We use a case of intact cord resuscitation to argue for the beneficial effects of an enhanced blood volume from placental transfusion for newborns needing resuscitation. We propose that intact cord resuscitation supports the process of physiologic neonatal transition, especially for many of those newborns appearing moribund. Transfer of the residual blood in the placenta provides the neonate with valuable access to otherwise lost blood volume while changing from placental respiration to breathing air. Our hypothesis is that the enhanced blood flow from placental transfusion initiates mechanical and chemical forces that directly, and indirectly through the vagus nerve, cause vasodilatation in the lung. Pulmonary vascular resistance is thereby reduced and facilitates the important increased entry of blood into the alveolar capillaries before breathing commences. In the presented case, enhanced perfusion to the brain by way of an intact cord likely led to regained consciousness, initiation of breathing, and return of tone and reflexes minutes after birth.

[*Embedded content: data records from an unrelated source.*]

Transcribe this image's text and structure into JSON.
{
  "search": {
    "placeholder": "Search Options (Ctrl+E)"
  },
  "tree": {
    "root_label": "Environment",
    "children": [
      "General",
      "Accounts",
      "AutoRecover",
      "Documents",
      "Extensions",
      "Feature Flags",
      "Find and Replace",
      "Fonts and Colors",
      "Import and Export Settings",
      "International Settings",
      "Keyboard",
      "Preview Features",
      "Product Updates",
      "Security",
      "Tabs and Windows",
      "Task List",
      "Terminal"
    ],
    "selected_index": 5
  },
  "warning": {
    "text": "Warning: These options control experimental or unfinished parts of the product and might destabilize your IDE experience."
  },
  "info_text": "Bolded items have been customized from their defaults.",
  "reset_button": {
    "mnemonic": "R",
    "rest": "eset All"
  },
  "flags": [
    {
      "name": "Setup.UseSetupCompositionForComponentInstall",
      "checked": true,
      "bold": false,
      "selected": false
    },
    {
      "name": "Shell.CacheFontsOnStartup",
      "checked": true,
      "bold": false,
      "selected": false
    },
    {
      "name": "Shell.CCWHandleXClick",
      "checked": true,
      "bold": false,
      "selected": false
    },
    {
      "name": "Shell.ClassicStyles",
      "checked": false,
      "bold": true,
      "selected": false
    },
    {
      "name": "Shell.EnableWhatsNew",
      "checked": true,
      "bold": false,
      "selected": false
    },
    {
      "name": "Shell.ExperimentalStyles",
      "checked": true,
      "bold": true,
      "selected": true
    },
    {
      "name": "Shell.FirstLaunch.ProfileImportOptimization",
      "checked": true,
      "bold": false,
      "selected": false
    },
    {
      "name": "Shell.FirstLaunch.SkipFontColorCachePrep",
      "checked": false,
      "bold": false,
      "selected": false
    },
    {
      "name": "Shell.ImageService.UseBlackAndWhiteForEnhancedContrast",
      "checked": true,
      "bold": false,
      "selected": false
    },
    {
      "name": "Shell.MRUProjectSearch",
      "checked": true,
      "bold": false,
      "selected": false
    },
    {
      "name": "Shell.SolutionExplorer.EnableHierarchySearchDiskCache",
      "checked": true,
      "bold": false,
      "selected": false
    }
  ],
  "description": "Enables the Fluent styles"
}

Paramount to our hypothesis is the importance of keeping the umbilical cord circulation intact during the first several minutes of life to accommodate physiologic neonatal transition for all newborns and especially for those most compromised infants.
Keywords: cord clamping; intact cord resuscitation; perfusion; placental transfusion; vagus nerve.